## [WHAT IS BEING ASKED]
If a line in the records below contains "username", copy that line.

## [PROVIDED RECORDS]
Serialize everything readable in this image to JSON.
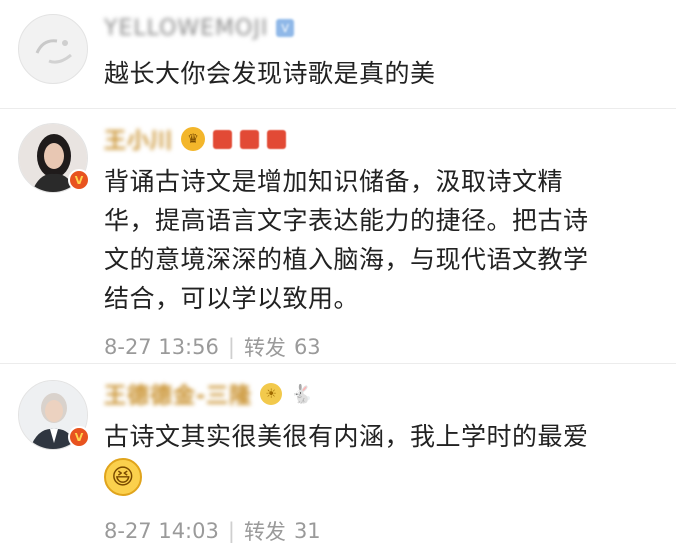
{
  "comments": [
    {
      "username": "YELLOWEMOJI",
      "level_badge": "V",
      "text_lines": [
        "越长大你会发现诗歌是真的美"
      ]
    },
    {
      "username": "王小川",
      "text_lines": [
        "背诵古诗文是增加知识储备，汲取诗文精",
        "华，提高语言文字表达能力的捷径。把古诗",
        "文的意境深深的植入脑海，与现代语文教学",
        "结合，可以学以致用。"
      ],
      "time": "8-27 13:56",
      "separator": "|",
      "repost_label": "转发",
      "repost_count": "63"
    },
    {
      "username": "王德德金-三隆",
      "text_lines": [
        "古诗文其实很美很有内涵，我上学时的最爱"
      ],
      "time": "8-27 14:03",
      "separator": "|",
      "repost_label": "转发",
      "repost_count": "31"
    }
  ],
  "icons": {
    "verified_badge": "V",
    "crown": "♛",
    "sun": "☀",
    "rabbit": "🐇",
    "laugh": "😆"
  },
  "colors": {
    "text": "#222222",
    "meta": "#9a9a9a",
    "divider": "#ececec",
    "gold_name": "#c9912e"
  }
}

## [SOLUTION]
      "username": "YELLOWEMOJI",
      "username": "王小川",
      "username": "王德德金-三隆",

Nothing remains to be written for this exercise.